About this task. Please output the records below in full, exactly as given, but without the images.

Available records.
^^^^

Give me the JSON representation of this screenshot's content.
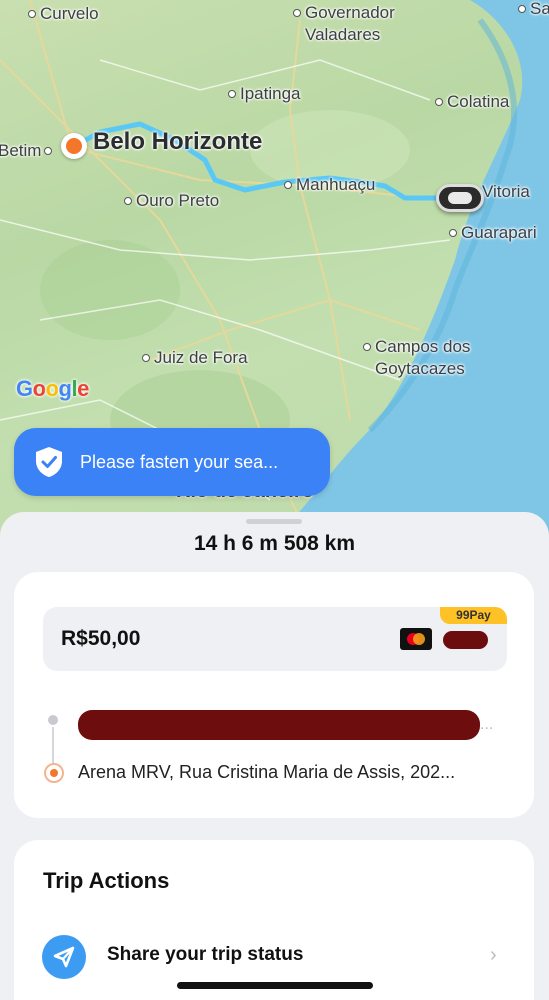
{
  "map": {
    "cities": {
      "curvelo": "Curvelo",
      "governador": "Governador\nValadares",
      "sa": "Sa",
      "ipatinga": "Ipatinga",
      "colatina": "Colatina",
      "betim": "Betim",
      "belo_horizonte": "Belo Horizonte",
      "manhuacu": "Manhuaçu",
      "vitoria": "Vitoria",
      "ouro_preto": "Ouro Preto",
      "guarapari": "Guarapari",
      "campos": "Campos dos\nGoytacazes",
      "juiz_de_fora": "Juiz de Fora",
      "rio": "Rio de Janeiro"
    },
    "logo": "Google",
    "route_color": "#5ac8f5"
  },
  "toast": {
    "message": "Please fasten your sea..."
  },
  "trip": {
    "summary": "14 h 6 m  508 km"
  },
  "payment": {
    "price": "R$50,00",
    "badge": "99Pay"
  },
  "route": {
    "destination": "Arena MRV, Rua Cristina Maria de Assis, 202...",
    "tail": "..."
  },
  "actions": {
    "title": "Trip Actions",
    "share_label": "Share your trip status"
  },
  "colors": {
    "accent": "#3b82f6",
    "origin": "#f4762b",
    "badge": "#ffc226"
  }
}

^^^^

Task answer.
Give me the JSON representation of this screenshot's content.
{
  "map": {
    "cities": {
      "curvelo": "Curvelo",
      "governador": "Governador\nValadares",
      "sa": "Sa",
      "ipatinga": "Ipatinga",
      "colatina": "Colatina",
      "betim": "Betim",
      "belo_horizonte": "Belo Horizonte",
      "manhuacu": "Manhuaçu",
      "vitoria": "Vitoria",
      "ouro_preto": "Ouro Preto",
      "guarapari": "Guarapari",
      "campos": "Campos dos\nGoytacazes",
      "juiz_de_fora": "Juiz de Fora",
      "rio": "Rio de Janeiro"
    },
    "logo": "Google",
    "route_color": "#5ac8f5"
  },
  "toast": {
    "message": "Please fasten your sea..."
  },
  "trip": {
    "summary": "14 h 6 m  508 km"
  },
  "payment": {
    "price": "R$50,00",
    "badge": "99Pay"
  },
  "route": {
    "destination": "Arena MRV, Rua Cristina Maria de Assis, 202...",
    "tail": "..."
  },
  "actions": {
    "title": "Trip Actions",
    "share_label": "Share your trip status"
  },
  "colors": {
    "accent": "#3b82f6",
    "origin": "#f4762b",
    "badge": "#ffc226"
  }
}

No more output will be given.